**What to produce**. Every line below containing the word "avatar" should be found and copied.

**Element data from apps and pages**.
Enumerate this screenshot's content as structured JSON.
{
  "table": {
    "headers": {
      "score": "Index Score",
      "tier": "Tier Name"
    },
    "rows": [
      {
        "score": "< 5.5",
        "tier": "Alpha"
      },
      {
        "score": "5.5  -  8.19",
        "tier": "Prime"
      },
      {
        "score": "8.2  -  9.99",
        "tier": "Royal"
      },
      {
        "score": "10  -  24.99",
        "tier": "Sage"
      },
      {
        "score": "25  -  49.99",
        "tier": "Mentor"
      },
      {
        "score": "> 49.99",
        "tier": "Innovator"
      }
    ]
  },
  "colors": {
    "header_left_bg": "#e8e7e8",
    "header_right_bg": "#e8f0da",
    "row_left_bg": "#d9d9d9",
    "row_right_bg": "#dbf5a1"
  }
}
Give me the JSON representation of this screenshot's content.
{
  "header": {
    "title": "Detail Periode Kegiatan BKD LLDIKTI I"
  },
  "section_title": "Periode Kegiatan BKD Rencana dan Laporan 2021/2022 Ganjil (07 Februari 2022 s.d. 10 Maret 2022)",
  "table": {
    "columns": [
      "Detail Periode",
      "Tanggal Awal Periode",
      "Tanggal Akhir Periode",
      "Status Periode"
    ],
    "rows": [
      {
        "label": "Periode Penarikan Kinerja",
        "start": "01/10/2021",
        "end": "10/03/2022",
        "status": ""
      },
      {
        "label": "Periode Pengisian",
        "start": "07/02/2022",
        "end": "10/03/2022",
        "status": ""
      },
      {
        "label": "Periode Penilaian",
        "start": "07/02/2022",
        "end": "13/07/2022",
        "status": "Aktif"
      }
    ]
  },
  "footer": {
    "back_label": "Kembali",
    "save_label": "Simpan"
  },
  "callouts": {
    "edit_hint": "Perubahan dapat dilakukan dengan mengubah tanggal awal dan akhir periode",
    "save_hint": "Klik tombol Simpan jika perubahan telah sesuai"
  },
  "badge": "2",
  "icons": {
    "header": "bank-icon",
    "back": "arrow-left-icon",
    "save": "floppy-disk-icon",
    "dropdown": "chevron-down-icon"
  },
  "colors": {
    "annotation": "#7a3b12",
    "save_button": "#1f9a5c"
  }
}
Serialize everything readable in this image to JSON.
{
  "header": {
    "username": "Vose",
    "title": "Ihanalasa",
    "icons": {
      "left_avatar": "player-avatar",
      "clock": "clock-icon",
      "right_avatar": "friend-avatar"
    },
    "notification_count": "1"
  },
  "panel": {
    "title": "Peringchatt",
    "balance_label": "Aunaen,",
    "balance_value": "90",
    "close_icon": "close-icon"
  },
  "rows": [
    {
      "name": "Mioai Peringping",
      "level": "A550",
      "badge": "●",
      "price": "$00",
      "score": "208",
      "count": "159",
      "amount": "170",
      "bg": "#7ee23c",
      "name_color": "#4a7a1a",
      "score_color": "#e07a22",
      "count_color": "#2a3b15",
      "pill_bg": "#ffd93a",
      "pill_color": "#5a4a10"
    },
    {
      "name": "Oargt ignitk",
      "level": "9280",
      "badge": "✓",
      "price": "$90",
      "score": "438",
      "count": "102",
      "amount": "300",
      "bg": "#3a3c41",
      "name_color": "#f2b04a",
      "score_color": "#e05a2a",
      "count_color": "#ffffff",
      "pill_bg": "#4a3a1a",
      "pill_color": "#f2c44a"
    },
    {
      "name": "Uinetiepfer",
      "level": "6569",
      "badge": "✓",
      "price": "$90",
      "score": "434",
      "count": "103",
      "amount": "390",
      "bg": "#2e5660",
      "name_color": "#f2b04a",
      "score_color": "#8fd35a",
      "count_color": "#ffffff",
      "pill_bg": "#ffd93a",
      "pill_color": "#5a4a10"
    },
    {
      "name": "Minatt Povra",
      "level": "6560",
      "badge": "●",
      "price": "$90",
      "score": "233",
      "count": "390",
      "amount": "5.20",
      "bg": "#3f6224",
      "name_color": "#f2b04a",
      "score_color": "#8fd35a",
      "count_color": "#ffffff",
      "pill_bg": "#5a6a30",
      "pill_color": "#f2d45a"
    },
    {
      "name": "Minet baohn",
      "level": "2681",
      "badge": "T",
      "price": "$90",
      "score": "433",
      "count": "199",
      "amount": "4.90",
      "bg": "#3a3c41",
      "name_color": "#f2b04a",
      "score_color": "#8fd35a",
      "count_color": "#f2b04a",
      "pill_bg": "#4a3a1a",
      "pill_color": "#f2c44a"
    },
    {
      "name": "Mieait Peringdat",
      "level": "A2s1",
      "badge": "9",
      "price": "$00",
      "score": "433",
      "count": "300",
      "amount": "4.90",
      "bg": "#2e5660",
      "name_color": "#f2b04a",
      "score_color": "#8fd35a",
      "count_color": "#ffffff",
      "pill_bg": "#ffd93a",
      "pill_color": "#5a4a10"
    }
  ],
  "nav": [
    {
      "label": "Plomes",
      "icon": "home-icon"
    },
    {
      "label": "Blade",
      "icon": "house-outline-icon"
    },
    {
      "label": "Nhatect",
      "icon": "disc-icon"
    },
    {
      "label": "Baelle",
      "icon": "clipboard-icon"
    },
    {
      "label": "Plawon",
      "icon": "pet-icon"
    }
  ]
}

**Completed exercise**.
      "left_avatar": "player-avatar",
      "right_avatar": "friend-avatar"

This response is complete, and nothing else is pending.